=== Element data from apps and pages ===
· · · · ·
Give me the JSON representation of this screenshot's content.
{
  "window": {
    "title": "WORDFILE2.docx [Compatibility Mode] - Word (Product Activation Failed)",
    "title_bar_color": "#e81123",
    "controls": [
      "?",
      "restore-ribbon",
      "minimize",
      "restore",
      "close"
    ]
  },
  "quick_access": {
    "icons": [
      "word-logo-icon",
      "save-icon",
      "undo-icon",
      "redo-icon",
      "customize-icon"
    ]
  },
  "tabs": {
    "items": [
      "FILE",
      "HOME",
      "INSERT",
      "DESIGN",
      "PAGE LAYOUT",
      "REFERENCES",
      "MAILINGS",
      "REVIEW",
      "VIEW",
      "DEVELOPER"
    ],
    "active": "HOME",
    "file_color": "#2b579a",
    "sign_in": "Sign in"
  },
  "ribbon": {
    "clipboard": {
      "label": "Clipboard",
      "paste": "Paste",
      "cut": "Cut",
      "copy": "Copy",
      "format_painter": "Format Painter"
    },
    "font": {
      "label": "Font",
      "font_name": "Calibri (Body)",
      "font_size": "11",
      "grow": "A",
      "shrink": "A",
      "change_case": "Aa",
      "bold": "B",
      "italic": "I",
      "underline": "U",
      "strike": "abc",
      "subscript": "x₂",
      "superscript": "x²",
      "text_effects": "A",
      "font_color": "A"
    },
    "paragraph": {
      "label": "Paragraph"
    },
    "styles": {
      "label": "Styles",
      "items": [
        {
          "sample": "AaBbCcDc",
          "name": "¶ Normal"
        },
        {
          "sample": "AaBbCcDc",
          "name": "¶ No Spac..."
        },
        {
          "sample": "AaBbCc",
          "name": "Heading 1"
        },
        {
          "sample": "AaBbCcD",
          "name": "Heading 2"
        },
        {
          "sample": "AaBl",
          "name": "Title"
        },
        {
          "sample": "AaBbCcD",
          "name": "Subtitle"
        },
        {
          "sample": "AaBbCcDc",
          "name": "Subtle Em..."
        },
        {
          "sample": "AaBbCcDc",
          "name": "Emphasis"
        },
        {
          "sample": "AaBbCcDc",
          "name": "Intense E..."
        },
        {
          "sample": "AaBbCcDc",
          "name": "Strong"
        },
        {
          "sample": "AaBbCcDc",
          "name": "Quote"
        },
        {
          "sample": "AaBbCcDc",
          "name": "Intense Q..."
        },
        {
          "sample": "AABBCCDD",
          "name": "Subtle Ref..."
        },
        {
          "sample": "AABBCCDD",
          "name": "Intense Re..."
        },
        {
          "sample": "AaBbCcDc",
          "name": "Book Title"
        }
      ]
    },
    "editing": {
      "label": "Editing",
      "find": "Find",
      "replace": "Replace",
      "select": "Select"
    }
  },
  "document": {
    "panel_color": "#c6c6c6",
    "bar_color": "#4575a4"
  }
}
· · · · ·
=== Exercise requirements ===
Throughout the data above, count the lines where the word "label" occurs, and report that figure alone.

=== Your solution ===
5